"Osteoporosis represents a major concern in public health," said Dr. Javad Parvizi, joint specialist and director of orthopedic research at the Rothman Institute at Thomas Jefferson University Hospital.
"This study provides an alternative route of treatment for a class of medications that has been found to be very helpful in osteoporosis care and may be able to effectively treat men and women who have struggled on oral therapy," added Dr. Susan Bukata, clinical director of the Center for Bone Health at the University of Rochester.
Bukata further emphasized that "this study is really important for men who do not have many choices for therapy."
The data show and experts agree that yearly infusions of Reclast appear to be at least as effective as currently available osteoporosis treatments in preventing all osteoporotic fractures, not just hip and spine fractures.
Bukata said, "[Reclast's efficacy] certainly matches the standard set by the oral bisphosphonates and shows true fracture protection equivalent to these drugs."
She also touts the benefits of a treatment that provides yearlong protection.
"[Patients] are much more likely to comply when the dosing is tied into a [yearly] doctor's visit," she said, "especially if they have to do nothing in between visits except take their calcium and vitamin D."
Mahon, who was in the study, couldn't agree more.
"I think it's marvelous," said Mahon, who does not know yet if she was in the treatment [Reclast] or nontreatment [placebo] group. "The fact that you can take something and it can last a year is a great incentive to go get it done."
Experts are especially enthusiastic about its potential to treat those who, like Mahon, have had trouble with or cannot take oral bisphosphonates.
However, the study also found serious cases of atrial fibrillation to be more prevalent among the Reclast treatment group.
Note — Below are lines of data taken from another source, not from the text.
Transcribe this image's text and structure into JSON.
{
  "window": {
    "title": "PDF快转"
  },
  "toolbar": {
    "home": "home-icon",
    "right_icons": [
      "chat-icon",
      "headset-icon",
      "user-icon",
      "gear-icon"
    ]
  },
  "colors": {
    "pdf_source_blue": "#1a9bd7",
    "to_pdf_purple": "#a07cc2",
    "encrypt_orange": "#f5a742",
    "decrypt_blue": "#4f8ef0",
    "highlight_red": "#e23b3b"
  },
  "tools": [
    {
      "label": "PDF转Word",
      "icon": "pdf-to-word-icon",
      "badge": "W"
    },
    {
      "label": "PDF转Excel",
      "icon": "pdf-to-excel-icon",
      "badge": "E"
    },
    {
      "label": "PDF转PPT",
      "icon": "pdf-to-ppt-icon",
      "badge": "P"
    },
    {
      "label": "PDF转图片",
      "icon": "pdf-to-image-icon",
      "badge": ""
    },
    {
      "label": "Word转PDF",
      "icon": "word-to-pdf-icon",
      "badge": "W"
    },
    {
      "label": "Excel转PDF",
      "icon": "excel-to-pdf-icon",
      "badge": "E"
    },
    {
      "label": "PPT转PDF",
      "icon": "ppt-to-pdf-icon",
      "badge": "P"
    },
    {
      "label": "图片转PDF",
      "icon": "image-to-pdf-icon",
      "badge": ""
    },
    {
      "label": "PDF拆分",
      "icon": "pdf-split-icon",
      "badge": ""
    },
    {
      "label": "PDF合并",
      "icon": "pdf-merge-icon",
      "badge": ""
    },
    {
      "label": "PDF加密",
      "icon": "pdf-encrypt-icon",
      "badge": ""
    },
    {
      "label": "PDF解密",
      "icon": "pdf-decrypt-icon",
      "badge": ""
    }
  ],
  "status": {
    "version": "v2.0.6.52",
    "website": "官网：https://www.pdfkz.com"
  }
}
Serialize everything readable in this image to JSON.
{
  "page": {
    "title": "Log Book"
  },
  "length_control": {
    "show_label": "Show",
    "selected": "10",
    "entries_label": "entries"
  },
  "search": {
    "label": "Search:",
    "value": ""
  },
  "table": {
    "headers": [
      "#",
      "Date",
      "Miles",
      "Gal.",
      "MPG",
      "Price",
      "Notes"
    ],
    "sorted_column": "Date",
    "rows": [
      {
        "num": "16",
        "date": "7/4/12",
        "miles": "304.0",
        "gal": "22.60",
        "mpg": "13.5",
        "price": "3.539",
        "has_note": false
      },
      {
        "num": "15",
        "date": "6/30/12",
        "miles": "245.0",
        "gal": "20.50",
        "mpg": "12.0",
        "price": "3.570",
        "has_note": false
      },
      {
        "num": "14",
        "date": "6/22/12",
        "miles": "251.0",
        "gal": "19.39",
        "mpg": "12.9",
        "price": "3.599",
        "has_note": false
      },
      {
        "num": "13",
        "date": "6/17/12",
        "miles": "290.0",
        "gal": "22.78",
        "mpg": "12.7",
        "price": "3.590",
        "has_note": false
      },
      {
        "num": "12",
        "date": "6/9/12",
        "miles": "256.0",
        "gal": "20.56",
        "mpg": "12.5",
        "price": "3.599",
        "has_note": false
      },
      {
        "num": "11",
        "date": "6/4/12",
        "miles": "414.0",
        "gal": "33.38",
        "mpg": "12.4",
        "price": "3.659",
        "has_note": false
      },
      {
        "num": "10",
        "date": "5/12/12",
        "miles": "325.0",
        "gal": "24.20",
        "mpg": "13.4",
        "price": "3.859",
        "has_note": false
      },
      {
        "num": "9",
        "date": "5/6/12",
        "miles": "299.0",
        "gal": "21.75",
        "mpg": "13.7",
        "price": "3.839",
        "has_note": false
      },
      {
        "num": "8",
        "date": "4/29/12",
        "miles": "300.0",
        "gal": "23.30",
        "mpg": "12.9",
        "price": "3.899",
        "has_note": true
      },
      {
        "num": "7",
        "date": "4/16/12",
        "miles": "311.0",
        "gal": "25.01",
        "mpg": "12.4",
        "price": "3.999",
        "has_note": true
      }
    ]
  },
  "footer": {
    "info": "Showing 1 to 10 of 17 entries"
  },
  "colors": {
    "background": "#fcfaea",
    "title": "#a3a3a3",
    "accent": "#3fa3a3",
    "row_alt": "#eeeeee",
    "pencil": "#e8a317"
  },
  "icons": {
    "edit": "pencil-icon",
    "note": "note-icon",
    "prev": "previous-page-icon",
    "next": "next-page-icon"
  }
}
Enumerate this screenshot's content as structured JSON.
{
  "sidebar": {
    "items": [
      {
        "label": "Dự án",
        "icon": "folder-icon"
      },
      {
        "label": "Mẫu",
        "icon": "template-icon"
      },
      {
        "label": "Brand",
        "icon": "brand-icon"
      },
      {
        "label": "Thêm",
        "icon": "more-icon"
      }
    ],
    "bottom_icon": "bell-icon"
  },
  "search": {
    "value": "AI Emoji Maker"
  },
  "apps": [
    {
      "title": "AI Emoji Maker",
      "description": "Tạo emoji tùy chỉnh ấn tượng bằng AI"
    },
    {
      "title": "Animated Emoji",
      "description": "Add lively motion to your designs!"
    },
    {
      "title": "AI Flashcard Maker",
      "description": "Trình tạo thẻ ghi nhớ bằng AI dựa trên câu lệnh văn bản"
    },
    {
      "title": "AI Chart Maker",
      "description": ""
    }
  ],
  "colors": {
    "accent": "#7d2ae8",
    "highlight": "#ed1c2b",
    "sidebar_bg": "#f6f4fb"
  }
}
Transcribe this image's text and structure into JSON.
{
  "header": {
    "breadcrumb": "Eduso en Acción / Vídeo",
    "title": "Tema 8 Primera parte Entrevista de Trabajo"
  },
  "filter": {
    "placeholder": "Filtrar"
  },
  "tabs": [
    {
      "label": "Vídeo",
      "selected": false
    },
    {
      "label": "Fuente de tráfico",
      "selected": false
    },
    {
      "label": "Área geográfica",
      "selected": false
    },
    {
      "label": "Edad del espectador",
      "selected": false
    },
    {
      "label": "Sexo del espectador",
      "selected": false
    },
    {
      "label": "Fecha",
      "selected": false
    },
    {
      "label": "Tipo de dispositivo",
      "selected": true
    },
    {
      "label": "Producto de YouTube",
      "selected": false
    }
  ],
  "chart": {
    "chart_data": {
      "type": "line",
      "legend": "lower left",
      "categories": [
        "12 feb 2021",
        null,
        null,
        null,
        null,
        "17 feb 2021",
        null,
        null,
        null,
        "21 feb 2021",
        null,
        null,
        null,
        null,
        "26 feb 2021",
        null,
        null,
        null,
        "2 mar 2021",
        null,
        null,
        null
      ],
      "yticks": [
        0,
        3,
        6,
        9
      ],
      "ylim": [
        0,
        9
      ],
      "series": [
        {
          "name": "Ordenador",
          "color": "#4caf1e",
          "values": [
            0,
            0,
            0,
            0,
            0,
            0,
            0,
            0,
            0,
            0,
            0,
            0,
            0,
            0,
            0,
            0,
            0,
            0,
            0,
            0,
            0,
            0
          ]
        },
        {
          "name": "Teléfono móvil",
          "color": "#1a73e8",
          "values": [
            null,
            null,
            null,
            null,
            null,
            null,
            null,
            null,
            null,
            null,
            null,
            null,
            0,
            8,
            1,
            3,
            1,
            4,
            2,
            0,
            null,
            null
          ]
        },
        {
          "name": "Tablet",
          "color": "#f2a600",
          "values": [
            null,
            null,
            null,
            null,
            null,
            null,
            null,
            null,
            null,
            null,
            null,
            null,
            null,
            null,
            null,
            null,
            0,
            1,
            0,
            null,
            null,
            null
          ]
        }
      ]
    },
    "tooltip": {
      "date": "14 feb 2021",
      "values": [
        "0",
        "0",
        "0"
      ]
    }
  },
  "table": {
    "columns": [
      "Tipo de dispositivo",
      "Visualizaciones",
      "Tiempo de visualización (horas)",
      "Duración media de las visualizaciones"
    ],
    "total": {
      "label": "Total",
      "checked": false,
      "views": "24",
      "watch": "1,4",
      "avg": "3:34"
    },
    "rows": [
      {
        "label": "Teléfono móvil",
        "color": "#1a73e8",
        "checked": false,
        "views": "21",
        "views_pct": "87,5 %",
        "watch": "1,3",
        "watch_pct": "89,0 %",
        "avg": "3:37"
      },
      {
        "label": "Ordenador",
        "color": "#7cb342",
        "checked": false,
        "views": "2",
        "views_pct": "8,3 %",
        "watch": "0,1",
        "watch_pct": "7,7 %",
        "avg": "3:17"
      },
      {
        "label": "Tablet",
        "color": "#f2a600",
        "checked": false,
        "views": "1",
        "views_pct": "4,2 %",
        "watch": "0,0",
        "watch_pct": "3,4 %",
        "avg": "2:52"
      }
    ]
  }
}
Fifty patients in the treatment group experienced this potentially dangerous heart condition, compared with 20 patients in the placebo group.
This was an unexpected finding that Dr. Felicia Cosman, osteoporosis specialist at the Helen Hayes Hospital, said has never been observed in any of the previous clinical trials of this particular drug.
Experts say this particular side effect may be common to all bisphosphonates, but it's too early to tell.
Still, most experts such as Dr. C. Conrad Johnston Jr., distinguished professor of medicine at the Indiana University School of Medicine, say these drugs, including Reclast, are quite safe with relatively few side effects.
And there is evidence that Reclast may allow patients to avoid a rare but serious side effect associated with the use of bisphosphonates. This condition, called osteonecrosis of the jaw, can cause the jaw bone to die away, leading to pain and dysfunction.
For now, however, patients may have to wait. Dr. Juliet Compston, professor of bone medicine at the University of Cambridge in the United Kingdom and author of the accompanying editorial to the study, said, "I don't think it should change clinical practice [at this time]."
But, since Reclast would only need to be given once a year, experts are encouraged that many more people will get it and stick with it if it is approved.
"It is an important addition to our armamentarium to fight osteoporosis," Johnston said.